Every morning one of the first things I do is check the latest vaccine roll out figures. I find that this offers a bright start to the day, knowing that hundreds of thousands more vulnerable people have received the vaccine since the last time I checked the morning before.
I have written here previously about the vaccine rollout but given its critical importance not just to being able to lift some of the restrictions we are all enduring, but to saving lives in our community. I know it is a subject at the forefront of everyone’s mind.
This morning I will be visiting one of Lincolnshire’s 13 vaccination centres, in Grantham. It will give me an opportunity to thank all of the many volunteers and healthcare workers who are delivering the vaccinations here locally and to see first-hand the efficiency in which it is being operated – something I have heard a great deal about from constituents.

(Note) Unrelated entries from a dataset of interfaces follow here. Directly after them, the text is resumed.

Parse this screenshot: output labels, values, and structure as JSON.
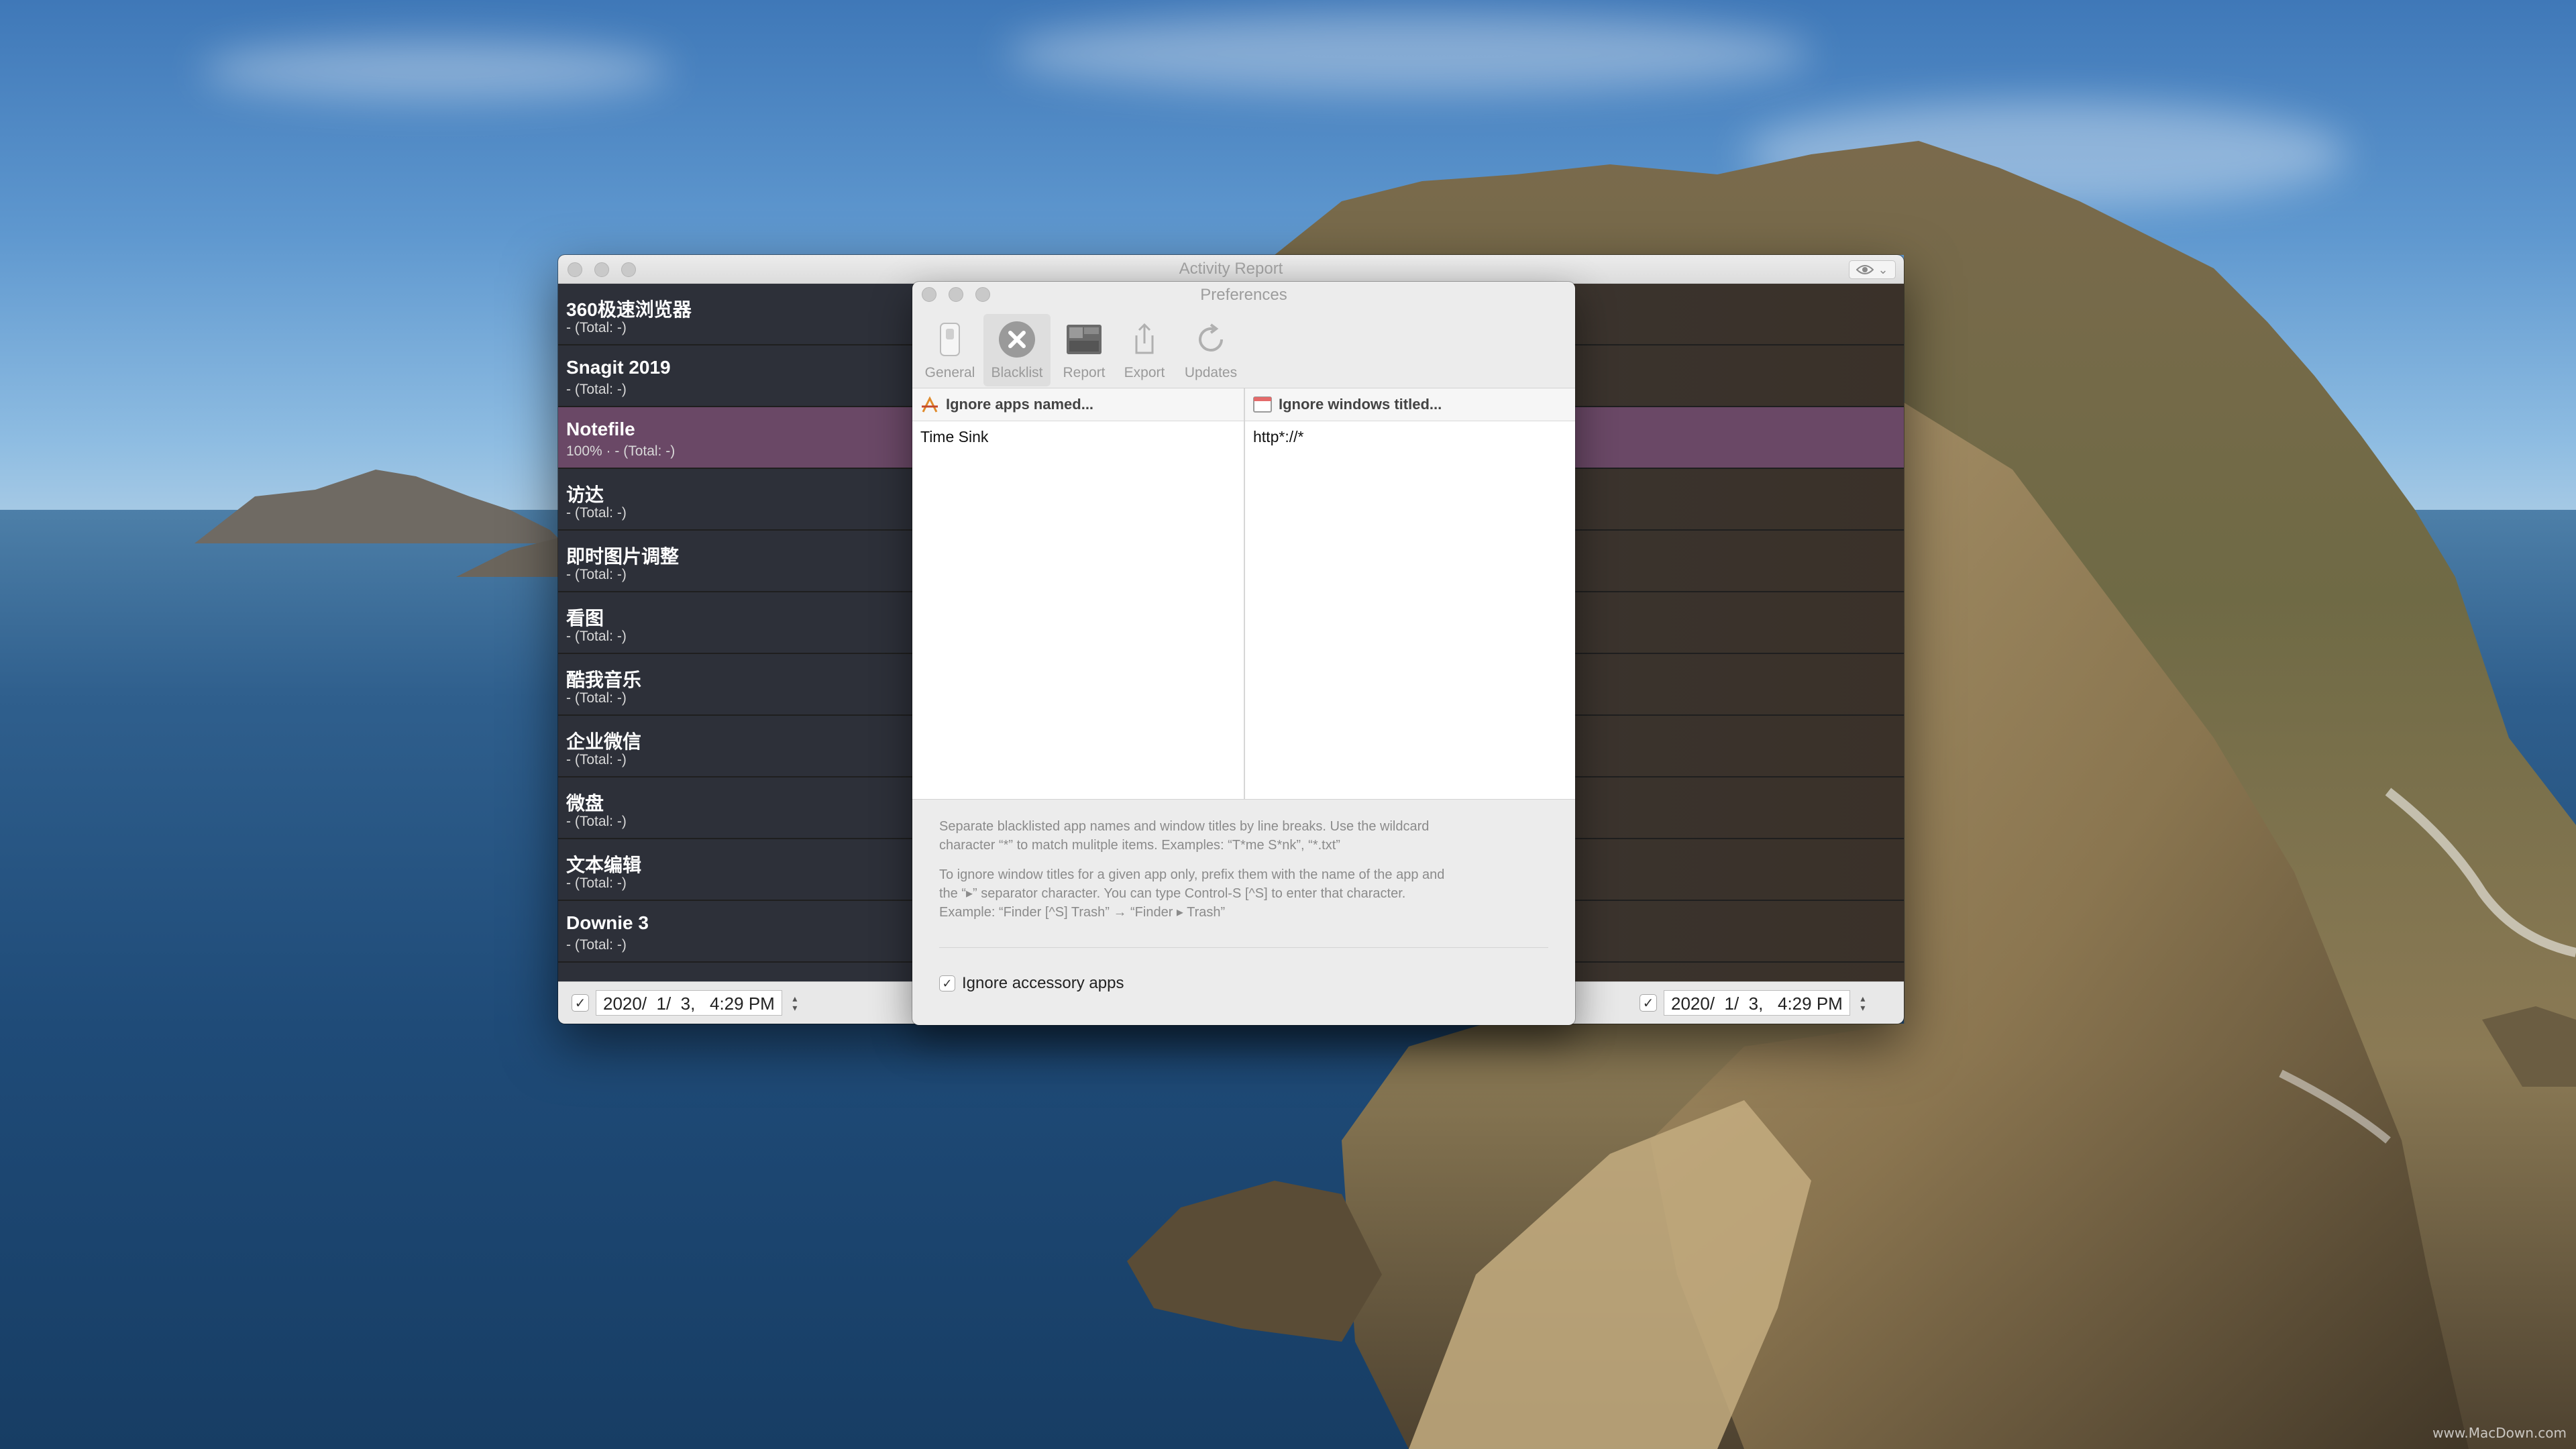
{
  "colors": {
    "selected_row": "#6a4866",
    "row_background": "#2d3039",
    "window_chrome": "#ececec"
  },
  "activity_report": {
    "title": "Activity Report",
    "eye_icon": "eye-icon",
    "apps": [
      {
        "name": "360极速浏览器",
        "total": "- (Total: -)"
      },
      {
        "name": "Snagit 2019",
        "total": "- (Total: -)"
      },
      {
        "name": "Notefile",
        "total": "100% · - (Total: -)"
      },
      {
        "name": "访达",
        "total": "- (Total: -)"
      },
      {
        "name": "即时图片调整",
        "total": "- (Total: -)"
      },
      {
        "name": "看图",
        "total": "- (Total: -)"
      },
      {
        "name": "酷我音乐",
        "total": "- (Total: -)"
      },
      {
        "name": "企业微信",
        "total": "- (Total: -)"
      },
      {
        "name": "微盘",
        "total": "- (Total: -)"
      },
      {
        "name": "文本编辑",
        "total": "- (Total: -)"
      },
      {
        "name": "Downie 3",
        "total": "- (Total: -)"
      }
    ],
    "selected_index": 2,
    "start_date": "2020/  1/  3,   4:29 PM",
    "end_date": "2020/  1/  3,   4:29 PM",
    "start_checked": "✓",
    "end_checked": "✓"
  },
  "preferences": {
    "title": "Preferences",
    "toolbar": [
      {
        "label": "General",
        "icon": "switch-icon"
      },
      {
        "label": "Blacklist",
        "icon": "x-circle-icon"
      },
      {
        "label": "Report",
        "icon": "report-icon"
      },
      {
        "label": "Export",
        "icon": "share-icon"
      },
      {
        "label": "Updates",
        "icon": "refresh-icon"
      }
    ],
    "active_tab": "Blacklist",
    "apps_header": "Ignore apps named...",
    "windows_header": "Ignore windows titled...",
    "apps_list": [
      "Time Sink"
    ],
    "windows_list": [
      "http*://*"
    ],
    "help_1_line1": "Separate blacklisted app names and window titles by line breaks. Use the wildcard",
    "help_1_line2": "character “*” to match mulitple items. Examples: “T*me S*nk”, “*.txt”",
    "help_2_line1": "To ignore window titles for a given app only, prefix them with the name of the app and",
    "help_2_line2": "the “▸” separator character. You can type Control-S [^S] to enter that character.",
    "help_2_line3": "Example: “Finder [^S] Trash” → “Finder ▸ Trash”",
    "ignore_accessory_label": "Ignore accessory apps",
    "ignore_accessory_checked": "✓"
  },
  "watermark": "www.MacDown.com"
}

I am pleased to say that we are now averaging 2.5 million doses a week across the country, meaning we are on track to deliver 15 million doses by 15 February. Overall, the Government has now secured early access to 407 million doses of the vaccine for this year and next year.
Meanwhile, new research from the University of Oxford has shown strong protection from the AstraZeneca vaccine 12 weeks after a single dose and additional analysis shows there may be a substantial effect on transmission too.
One of the risks from hereon is the emergence of new strains of the virus and so I welcome the partnership announced last week with CureVac to rapidly develop new vaccines in direct response to new variants if needed. While the vaccines we are deploying today are safe and effective, this partnership will allow us to utilise the UK’s expertise on genomic and virus sequencing to quickly develop new varieties to keep the virus in check.
In the meantime, the prioritisation determined by the independent Joint Committee on Vaccination and Immunisation (JCVI) continues apace with the focus on protecting life by targeting the most vulnerable people. As the risk of mortality increases with age, this means primarily prioritising based on age and I am delighted to see that the vast majority of over 70s are now vaccinated. If you are over 70 and have not yet had your vaccine, then you can now book one online.
Once the most vulnerable are protected we can ease the pressures on our hospitals, at that point we must look to vaccinate our teachers as soon as possible, as well as police and other frontline workers so we can start to get our children back to school, our businesses open and our lives back to a level of normality.